Records drawn from a dataset

^^^^^^^^^^^^^^^^

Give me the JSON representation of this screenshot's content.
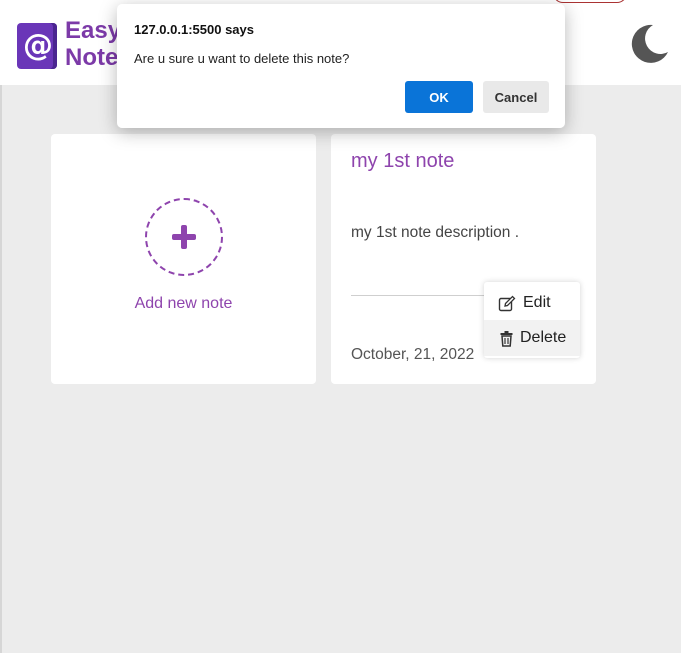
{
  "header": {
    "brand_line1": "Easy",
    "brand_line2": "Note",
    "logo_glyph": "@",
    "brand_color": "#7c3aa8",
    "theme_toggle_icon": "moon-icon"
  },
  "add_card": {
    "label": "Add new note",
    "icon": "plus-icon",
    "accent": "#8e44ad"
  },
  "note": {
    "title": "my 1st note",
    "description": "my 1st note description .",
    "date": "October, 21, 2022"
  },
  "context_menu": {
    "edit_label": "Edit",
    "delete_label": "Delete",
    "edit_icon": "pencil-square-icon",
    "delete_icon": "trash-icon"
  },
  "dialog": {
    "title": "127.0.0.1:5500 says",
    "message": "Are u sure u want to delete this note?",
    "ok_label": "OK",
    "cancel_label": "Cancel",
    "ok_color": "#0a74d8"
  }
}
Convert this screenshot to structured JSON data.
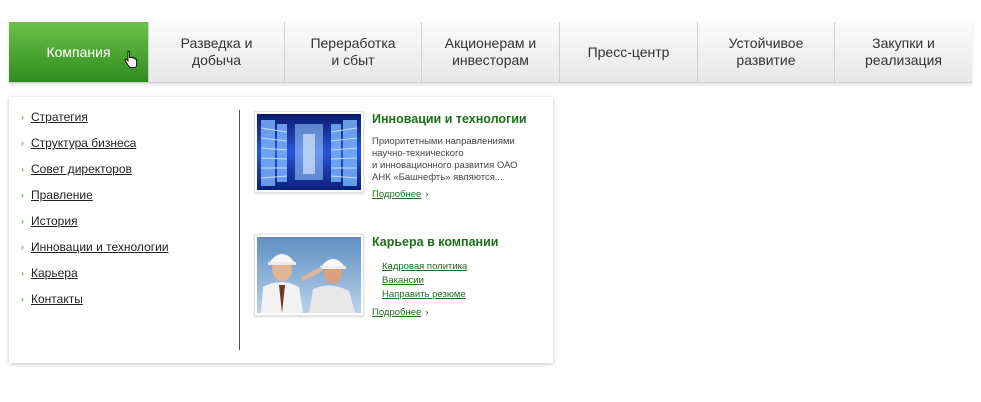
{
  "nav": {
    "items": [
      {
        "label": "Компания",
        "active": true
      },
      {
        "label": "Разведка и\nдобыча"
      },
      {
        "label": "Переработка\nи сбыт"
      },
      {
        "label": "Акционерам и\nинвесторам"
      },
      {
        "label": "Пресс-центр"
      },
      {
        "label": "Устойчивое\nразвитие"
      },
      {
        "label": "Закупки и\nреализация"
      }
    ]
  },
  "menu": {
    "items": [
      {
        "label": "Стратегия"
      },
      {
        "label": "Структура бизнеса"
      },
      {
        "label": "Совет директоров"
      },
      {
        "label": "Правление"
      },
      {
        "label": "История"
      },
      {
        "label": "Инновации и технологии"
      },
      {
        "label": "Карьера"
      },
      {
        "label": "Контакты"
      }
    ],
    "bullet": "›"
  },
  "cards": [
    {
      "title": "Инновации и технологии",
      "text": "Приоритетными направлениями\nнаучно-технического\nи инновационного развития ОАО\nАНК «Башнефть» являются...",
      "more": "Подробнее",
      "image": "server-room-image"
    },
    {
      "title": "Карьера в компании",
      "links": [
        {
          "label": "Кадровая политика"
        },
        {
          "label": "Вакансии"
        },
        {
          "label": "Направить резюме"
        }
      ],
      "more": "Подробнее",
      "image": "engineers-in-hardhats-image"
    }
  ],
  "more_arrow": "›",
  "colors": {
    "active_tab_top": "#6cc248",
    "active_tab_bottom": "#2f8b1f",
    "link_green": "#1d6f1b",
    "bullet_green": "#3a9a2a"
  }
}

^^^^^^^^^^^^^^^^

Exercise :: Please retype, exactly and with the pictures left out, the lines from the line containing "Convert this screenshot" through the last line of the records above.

Answer for this exercise ::
Convert this screenshot to structured JSON data.
{
  "nav": {
    "items": [
      {
        "label": "Компания",
        "active": true
      },
      {
        "label": "Разведка и\nдобыча"
      },
      {
        "label": "Переработка\nи сбыт"
      },
      {
        "label": "Акционерам и\nинвесторам"
      },
      {
        "label": "Пресс-центр"
      },
      {
        "label": "Устойчивое\nразвитие"
      },
      {
        "label": "Закупки и\nреализация"
      }
    ]
  },
  "menu": {
    "items": [
      {
        "label": "Стратегия"
      },
      {
        "label": "Структура бизнеса"
      },
      {
        "label": "Совет директоров"
      },
      {
        "label": "Правление"
      },
      {
        "label": "История"
      },
      {
        "label": "Инновации и технологии"
      },
      {
        "label": "Карьера"
      },
      {
        "label": "Контакты"
      }
    ],
    "bullet": "›"
  },
  "cards": [
    {
      "title": "Инновации и технологии",
      "text": "Приоритетными направлениями\nнаучно-технического\nи инновационного развития ОАО\nАНК «Башнефть» являются...",
      "more": "Подробнее",
      "image": "server-room-image"
    },
    {
      "title": "Карьера в компании",
      "links": [
        {
          "label": "Кадровая политика"
        },
        {
          "label": "Вакансии"
        },
        {
          "label": "Направить резюме"
        }
      ],
      "more": "Подробнее",
      "image": "engineers-in-hardhats-image"
    }
  ],
  "more_arrow": "›",
  "colors": {
    "active_tab_top": "#6cc248",
    "active_tab_bottom": "#2f8b1f",
    "link_green": "#1d6f1b",
    "bullet_green": "#3a9a2a"
  }
}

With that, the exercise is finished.